Ecology of the Triangle

March 2024 - Biodiversity Reports

The Biodiversity Reports can be viewed: here.


May 2023: Preliminary Ecological Appraisal Report

Future Nature WTC is Berkshire, Buckinghamshire and Oxfordshire Wildlife Trust’s wholly-owned Ecological Consultancy.  It provides a comprehensive range of professional ecological and environmental services to clients including local authorities, commercial companies, utility and infrastructure providers and homeowners.

Future Network WTC carried out a Preliminary Ecological Appraisal on the Triangle for Friends of Stratfield Brake.  Here are some of the main findings:

  • Overall, the site supports habitats of elevated ecological value including dense / hawthorn scrub.
  • The adjacent woodland is of a high quality, and is considered to afford with the Priority Habitat designation [NERC], whilst several ancient woodland indicator species are present within the ground flora.
  • Such habitats confer a range of opportunities for protected and notable species, in particular for foraging, commuting and roosting bats, breeding birds, invertebrates and minor potential for amphibians, reptiles, badger and hedgehog. 

  • Any change in land use which increases human activity and reduces habitat area would have the potential to increase habitat fragmentation in the area, plus disturbance to habitats of elevated value and to notable / protected species which may use the site.
  • The site is situated within a number of SSSI (Site of Special Scientific Interest) Impact Risk Zones, which are used to ‘to assess planning applications for likely impacts on SSSIs/SACs/SPAs & Ramsar sites (England)’. In particular the south west corner of the site is situated within a zone associated with Pixey and Yarnton Meads SSSI (which is also designated as Oxford Meadows Special Area of Conservation SAC).
  • The peripheral habitats primarily comprise dense scrub at the boundaries and an area of younger hawthorn scrub at the northern end of the site [where OUFC wants to put the publicly accessible space]. These habitats provide good opportunities for fauna and are of elevated ecological value in the site context, but also when considering they provide connectivity with offsite habitats in the local area.
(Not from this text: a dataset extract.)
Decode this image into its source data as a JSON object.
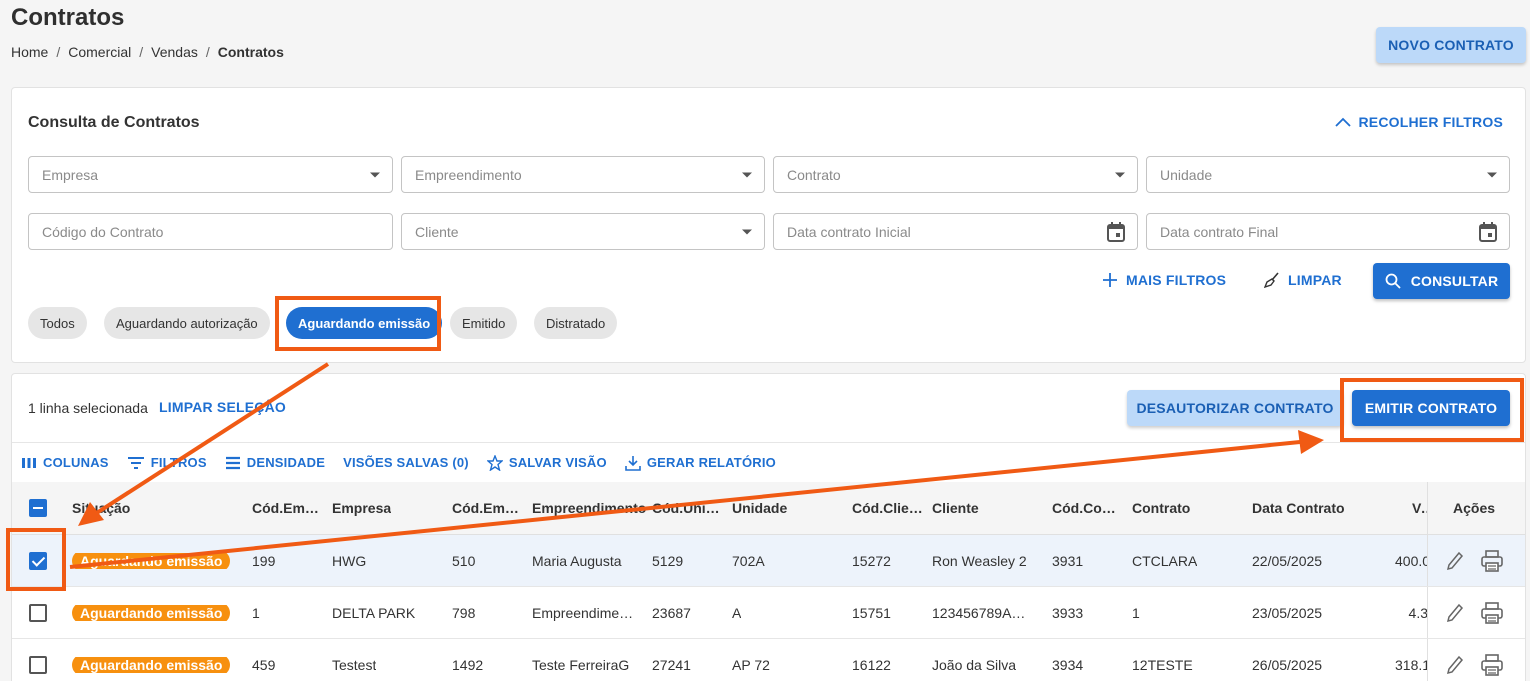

Accordingly they are considered to be of moderate value at the local level, and would be sensitive to any losses and / or disturbance (such as from littering, which already occurs at points close to the main roads) arising from a change in land use.
  • The adjacent offsite woodland is considered to be of elevated ecological value, and accords with the Priority Habitat ‘Lowland Mixed Deciduous Woodland’ designation….. The ground flora is relatively diverse and several indicators of ancient woodland are present including wood sedge, pendulous sedge, goldilocks buttercup and bluebell, whilst historic OS mapping indicates this area of woodland (and the wider Stratfield Brake Woodland Trust Reserve to the west) to have been present since at least 1898. Further detailed survey work would be required to confirm the likelihood of the habitat comprising ancient woodland. In any case, in line with current guidance, the habitat is considered to be of elevated ecological value up to the National Level. Any change in land use would have the potential to adversely impact on this habitat through increased recreational pressure, increase nutrient input from dog fouling and from other disturbance such as littering (already present within scrub near to the road), accidental damage, increased air- or water-borne pollutants and lighting (see fauna headings below).
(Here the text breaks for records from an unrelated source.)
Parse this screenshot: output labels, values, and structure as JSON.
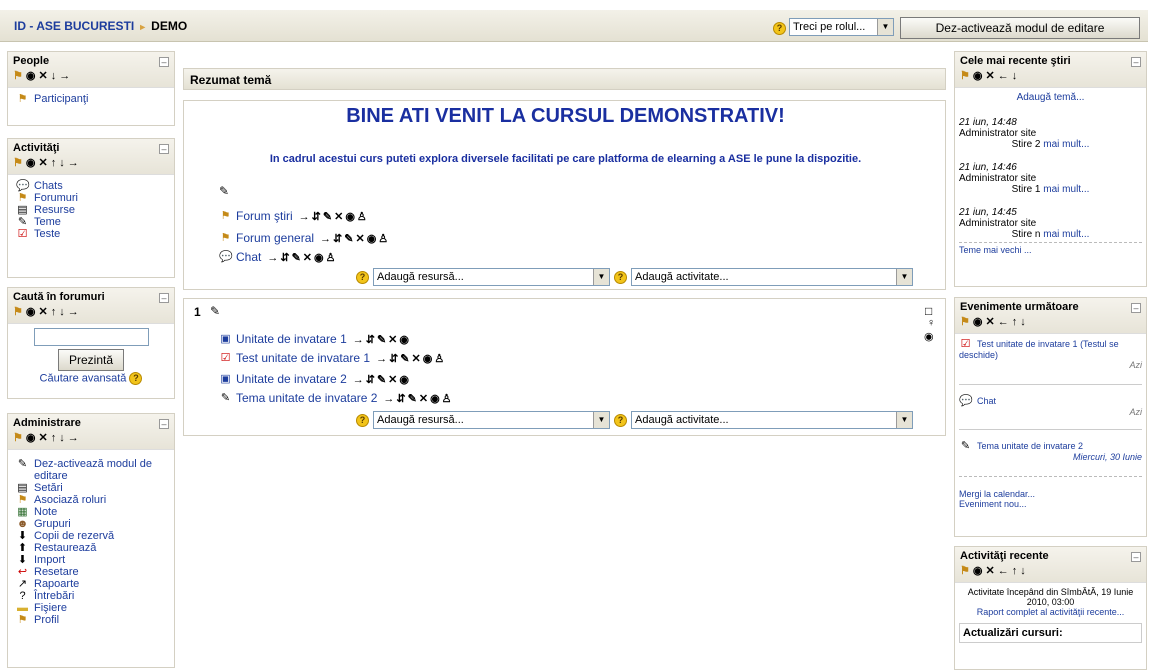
{
  "topbar": {
    "crumb_site": "ID - ASE BUCURESTI",
    "crumb_sep": "►",
    "crumb_course": "DEMO",
    "role_select": "Treci pe rolul...",
    "edit_button": "Dez-activează modul de editare"
  },
  "tools": {
    "move_icon": "move-icon",
    "controls_a": "⇥ ◉ ✕ ↓ →",
    "controls_b": "⇥ ◉ ✕ ↑ ↓ →"
  },
  "people": {
    "title": "People",
    "participants": "Participanţi"
  },
  "activities": {
    "title": "Activităţi",
    "items": [
      "Chats",
      "Forumuri",
      "Resurse",
      "Teme",
      "Teste"
    ]
  },
  "search": {
    "title": "Caută în forumuri",
    "button": "Prezintă",
    "advanced": "Căutare avansată"
  },
  "admin": {
    "title": "Administrare",
    "items": [
      "Dez-activează modul de editare",
      "Setări",
      "Asociază roluri",
      "Note",
      "Grupuri",
      "Copii de rezervă",
      "Restaurează",
      "Import",
      "Resetare",
      "Rapoarte",
      "Întrebări",
      "Fişiere",
      "Profil"
    ]
  },
  "main": {
    "summary_title": "Rezumat temă",
    "welcome": "BINE ATI VENIT LA CURSUL DEMONSTRATIV!",
    "intro": "In cadrul acestui curs puteti explora diversele facilitati pe care platforma de elearning a ASE le pune la dispozitie.",
    "section0": [
      "Forum ştiri",
      "Forum general",
      "Chat"
    ],
    "add_resource": "Adaugă resursă...",
    "add_activity": "Adaugă activitate...",
    "section1_num": "1",
    "section1": [
      "Unitate de invatare 1",
      "Test unitate de invatare 1",
      "Unitate de invatare 2",
      "Tema unitate de invatare 2"
    ]
  },
  "news": {
    "title": "Cele mai recente ştiri",
    "add": "Adaugă temă...",
    "items": [
      {
        "date": "21 iun, 14:48",
        "author": "Administrator site",
        "text": "Stire 2",
        "more": "mai mult..."
      },
      {
        "date": "21 iun, 14:46",
        "author": "Administrator site",
        "text": "Stire 1",
        "more": "mai mult..."
      },
      {
        "date": "21 iun, 14:45",
        "author": "Administrator site",
        "text": "Stire n",
        "more": "mai mult..."
      }
    ],
    "older": "Teme mai vechi ..."
  },
  "events": {
    "title": "Evenimente următoare",
    "items": [
      {
        "name": "Test unitate de invatare 1 (Testul se deschide)",
        "when": "Azi"
      },
      {
        "name": "Chat",
        "when": "Azi"
      },
      {
        "name": "Tema unitate de invatare 2",
        "when": "Miercuri, 30 Iunie"
      }
    ],
    "calendar": "Mergi la calendar...",
    "new_event": "Eveniment nou..."
  },
  "recent": {
    "title": "Activităţi recente",
    "since": "Activitate începând din SîmbĂtĂ, 19 Iunie 2010, 03:00",
    "report": "Raport complet al activităţii recente...",
    "updates": "Actualizări cursuri:"
  },
  "colors": {
    "link": "#1d3d9d",
    "heading_blue": "#1a2fa0"
  }
}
We are very grateful to the donor who generously funded the cost of this report.


How can a stadium complex increase biodiversity on the Triangle?
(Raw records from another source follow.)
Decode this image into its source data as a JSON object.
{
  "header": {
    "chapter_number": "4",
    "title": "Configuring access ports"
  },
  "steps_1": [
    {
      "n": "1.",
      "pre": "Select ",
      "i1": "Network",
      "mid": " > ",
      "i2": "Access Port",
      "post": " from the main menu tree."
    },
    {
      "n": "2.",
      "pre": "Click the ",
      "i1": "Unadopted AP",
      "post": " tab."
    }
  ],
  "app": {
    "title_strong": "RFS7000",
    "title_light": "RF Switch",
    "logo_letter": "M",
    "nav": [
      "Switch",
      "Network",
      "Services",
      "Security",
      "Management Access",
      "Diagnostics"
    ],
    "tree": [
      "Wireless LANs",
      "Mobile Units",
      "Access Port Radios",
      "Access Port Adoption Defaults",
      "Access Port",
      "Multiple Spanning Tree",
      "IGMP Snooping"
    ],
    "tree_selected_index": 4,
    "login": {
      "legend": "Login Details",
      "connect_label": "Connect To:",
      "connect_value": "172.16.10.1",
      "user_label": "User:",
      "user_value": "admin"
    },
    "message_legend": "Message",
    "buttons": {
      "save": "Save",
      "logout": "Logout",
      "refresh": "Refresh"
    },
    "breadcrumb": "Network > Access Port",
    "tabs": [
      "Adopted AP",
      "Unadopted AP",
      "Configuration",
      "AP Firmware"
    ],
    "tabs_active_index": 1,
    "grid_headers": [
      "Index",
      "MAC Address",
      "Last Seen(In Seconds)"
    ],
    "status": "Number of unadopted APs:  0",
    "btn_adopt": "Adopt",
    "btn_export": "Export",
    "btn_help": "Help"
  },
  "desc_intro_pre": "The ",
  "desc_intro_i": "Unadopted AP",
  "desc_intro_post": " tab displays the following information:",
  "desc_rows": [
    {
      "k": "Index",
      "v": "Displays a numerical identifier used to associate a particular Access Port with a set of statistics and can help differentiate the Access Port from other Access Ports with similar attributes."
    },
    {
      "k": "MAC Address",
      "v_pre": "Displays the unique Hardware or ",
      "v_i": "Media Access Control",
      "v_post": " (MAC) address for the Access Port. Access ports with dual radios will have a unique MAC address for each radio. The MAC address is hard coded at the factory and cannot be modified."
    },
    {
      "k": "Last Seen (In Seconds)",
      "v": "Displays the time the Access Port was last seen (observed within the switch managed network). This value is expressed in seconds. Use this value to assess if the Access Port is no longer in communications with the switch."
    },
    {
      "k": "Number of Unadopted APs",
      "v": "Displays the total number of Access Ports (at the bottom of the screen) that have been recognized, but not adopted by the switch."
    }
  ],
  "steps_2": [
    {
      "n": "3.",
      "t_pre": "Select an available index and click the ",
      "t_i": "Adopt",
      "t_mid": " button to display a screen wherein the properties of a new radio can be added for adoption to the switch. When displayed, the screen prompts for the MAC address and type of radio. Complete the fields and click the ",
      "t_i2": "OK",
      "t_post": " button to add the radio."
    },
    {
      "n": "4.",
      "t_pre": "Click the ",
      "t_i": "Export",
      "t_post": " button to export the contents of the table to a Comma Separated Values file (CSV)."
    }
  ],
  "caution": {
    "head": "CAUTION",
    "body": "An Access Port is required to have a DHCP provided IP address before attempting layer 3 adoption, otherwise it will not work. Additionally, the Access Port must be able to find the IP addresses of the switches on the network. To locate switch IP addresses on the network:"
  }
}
Oxford United's stadium proposal would be required to increase biodiversity on the Triangle by 10%.  However, the documents published on the club's website do not include any assessment of the current level of biodiversity on the Triangle, nor give details of how it would be increased.  Proposed measures put forward by the club include implausible projects such as: unsuitable 'enhancements' to the woodland (which bizarrely include landscaped gardens); moveable planters; green roofs; and a publicly accessible green space which is unikely to provide any benefit to wildlife because of the high footfall.